Remote Temperature Monitoring – Keeping patients safe one degree at a time

Nursing units rely on a stand-alone digital thermometer and a paper log to document the temperature of fridges and freezers daily. These devices are required to maintain the temperature of breast milk, patient food, medication, blood and specimens. As the temperature is recorded only once or twice daily, any excursions may be missed and there is the risk of using items which have “gone bad.”

Non-procedural areas (i.e., blood banks, labs and pharmacy) utilize more intricate systems for temperature monitoring and end up with multiple systems from various device manufacturers. Different hospitals/campuses have varying standards, and this leaves us open to citation from the various regulatory bodies.
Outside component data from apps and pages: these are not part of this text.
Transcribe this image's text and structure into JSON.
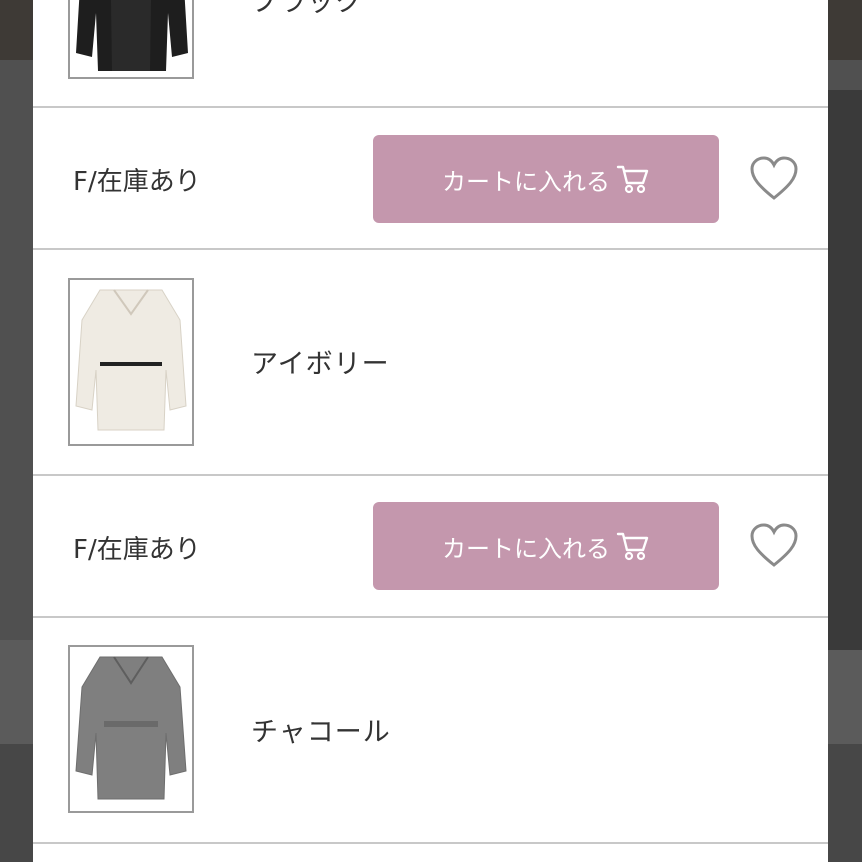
{
  "colors": {
    "cart_button_bg": "#c497ad",
    "cart_button_text": "#ffffff",
    "divider": "#c8c8c8",
    "heart_stroke": "#8a8a8a"
  },
  "variants": [
    {
      "color_name": "ブラック",
      "stock_text": "F/在庫あり",
      "cart_label": "カートに入れる",
      "icons": [
        "cart-icon",
        "heart-icon"
      ]
    },
    {
      "color_name": "アイボリー",
      "stock_text": "F/在庫あり",
      "cart_label": "カートに入れる",
      "icons": [
        "cart-icon",
        "heart-icon"
      ]
    },
    {
      "color_name": "チャコール",
      "icons": []
    }
  ]
}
Some departments purchase non-medical grade fridges which do not maintain their temperature.

Genevieve Redman, Director of Biomedical Engineering and Niio Alcide, Biomedical Engineering Manager, New York Presbyterian Hospital

Genevieve Redman, Director of Biomedical Engineering and Niio Alcide, Biomedical Engineering Manager, New York Presbyterian Hospital